While most foods have some flavor, certain agents can enhance the taste of these foods. These products encompass a wide range of materials that can be used alone or mixed into a blend.
The value of U.S. canned fish and seafood industry shipments in 1999 totaled $1.016 billion, compared to $830 million in 1998.
This category covers establishments that prepare seafoods, including shrimpcakes, crabcakes, fishcakes, chowders, and stews in raw or cooked frozen form. Prepared fresh fish are eviscerated or processed by removal of heads, fins, and scales.
Beginning in the early 1990s, small and large coffee roasters enjoyed strong markets. Coffee consumption also was brisk, with coffee shops maintaining their presence throughout the country.
The "salty snack" industry includes potato chips, corn chips, tortilla chips, ready-to-eat popcorn (except candy-coated), pork rinds, potato sticks, and extruded snacks such as cheese puffs. Overall, retail dollar sales for snacks during 2001 totaled $21.8 billion, an increase of 5.1 percent from 2000.
Technological advances freed consumers from their long dependence on the harvest of local, naturally occurring sources of ice by permitting first its export and then its manufacture. This production, whether by private companies or by public utilities, was based on developments that also heralded the era of domestic refrigeration, and the ice trays found in most American kitchens became the major rival of commercial ice manufacturers.
In the two decades from 1975 to 1995, Americans increased their pasta consumption by 90 percent. Pasta was manufactured almost exclusively in the United States from durum semolina wheat.
This classification includes establishments primarily engaged in manufacturing food preparations not classified under another category.
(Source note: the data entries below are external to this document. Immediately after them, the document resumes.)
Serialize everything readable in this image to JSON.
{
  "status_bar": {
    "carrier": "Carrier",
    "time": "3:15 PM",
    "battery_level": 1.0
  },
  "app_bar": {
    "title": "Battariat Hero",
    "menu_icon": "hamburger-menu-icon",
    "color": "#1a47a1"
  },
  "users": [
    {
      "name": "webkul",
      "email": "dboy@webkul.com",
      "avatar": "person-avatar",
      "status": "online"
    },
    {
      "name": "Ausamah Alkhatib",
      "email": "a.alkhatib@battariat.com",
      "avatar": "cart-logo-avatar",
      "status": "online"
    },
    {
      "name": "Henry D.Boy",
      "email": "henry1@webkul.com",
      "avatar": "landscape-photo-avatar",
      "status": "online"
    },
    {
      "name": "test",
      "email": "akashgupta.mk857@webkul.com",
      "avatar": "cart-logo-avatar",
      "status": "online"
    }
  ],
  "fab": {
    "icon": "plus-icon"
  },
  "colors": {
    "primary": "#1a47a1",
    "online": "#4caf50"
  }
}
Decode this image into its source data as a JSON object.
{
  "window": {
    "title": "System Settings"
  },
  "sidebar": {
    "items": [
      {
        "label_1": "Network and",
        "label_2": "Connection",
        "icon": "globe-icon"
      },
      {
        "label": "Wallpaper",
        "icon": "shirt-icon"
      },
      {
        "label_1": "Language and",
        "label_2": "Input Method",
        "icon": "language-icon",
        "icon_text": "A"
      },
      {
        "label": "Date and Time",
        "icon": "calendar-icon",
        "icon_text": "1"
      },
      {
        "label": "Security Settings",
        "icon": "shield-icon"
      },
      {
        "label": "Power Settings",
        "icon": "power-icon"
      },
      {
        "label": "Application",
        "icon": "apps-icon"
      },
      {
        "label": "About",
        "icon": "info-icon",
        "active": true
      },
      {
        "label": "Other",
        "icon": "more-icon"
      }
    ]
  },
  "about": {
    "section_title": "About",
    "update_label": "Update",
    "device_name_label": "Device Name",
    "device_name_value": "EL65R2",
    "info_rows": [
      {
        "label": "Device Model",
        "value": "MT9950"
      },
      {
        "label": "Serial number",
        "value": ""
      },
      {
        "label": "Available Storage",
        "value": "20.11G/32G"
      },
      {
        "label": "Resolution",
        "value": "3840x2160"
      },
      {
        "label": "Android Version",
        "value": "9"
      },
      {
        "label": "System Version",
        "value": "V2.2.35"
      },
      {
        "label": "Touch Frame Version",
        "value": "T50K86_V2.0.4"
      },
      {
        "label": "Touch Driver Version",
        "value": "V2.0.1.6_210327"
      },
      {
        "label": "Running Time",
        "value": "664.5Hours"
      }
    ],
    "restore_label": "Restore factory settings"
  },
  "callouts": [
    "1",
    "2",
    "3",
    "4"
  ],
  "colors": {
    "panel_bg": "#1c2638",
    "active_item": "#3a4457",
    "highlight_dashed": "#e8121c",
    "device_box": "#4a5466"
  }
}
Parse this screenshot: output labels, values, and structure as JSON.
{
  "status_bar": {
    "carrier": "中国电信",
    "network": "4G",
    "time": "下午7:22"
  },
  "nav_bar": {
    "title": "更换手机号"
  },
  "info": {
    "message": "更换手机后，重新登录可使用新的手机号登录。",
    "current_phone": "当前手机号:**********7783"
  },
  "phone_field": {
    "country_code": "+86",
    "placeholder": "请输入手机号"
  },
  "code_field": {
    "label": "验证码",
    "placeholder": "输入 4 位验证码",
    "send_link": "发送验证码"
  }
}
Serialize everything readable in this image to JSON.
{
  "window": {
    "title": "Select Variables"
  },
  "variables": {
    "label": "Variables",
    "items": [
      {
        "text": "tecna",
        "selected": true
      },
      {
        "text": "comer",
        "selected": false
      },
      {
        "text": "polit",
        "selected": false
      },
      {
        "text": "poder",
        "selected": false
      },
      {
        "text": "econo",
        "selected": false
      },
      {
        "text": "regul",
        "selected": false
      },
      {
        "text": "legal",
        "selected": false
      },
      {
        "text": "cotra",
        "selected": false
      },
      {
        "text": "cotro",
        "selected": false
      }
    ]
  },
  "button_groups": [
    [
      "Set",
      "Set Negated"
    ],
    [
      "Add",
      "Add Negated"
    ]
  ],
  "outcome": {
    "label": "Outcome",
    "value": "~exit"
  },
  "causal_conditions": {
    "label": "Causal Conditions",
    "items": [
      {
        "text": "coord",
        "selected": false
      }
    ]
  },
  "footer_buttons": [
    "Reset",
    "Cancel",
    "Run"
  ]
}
It includes manufacturers of items such as syrups, leavening agents, dry mixes (for sauces and gravies), packaged mixes (made from pasta, rice, and potatoes), seasonings and spices, and ready-toeat meals and salads.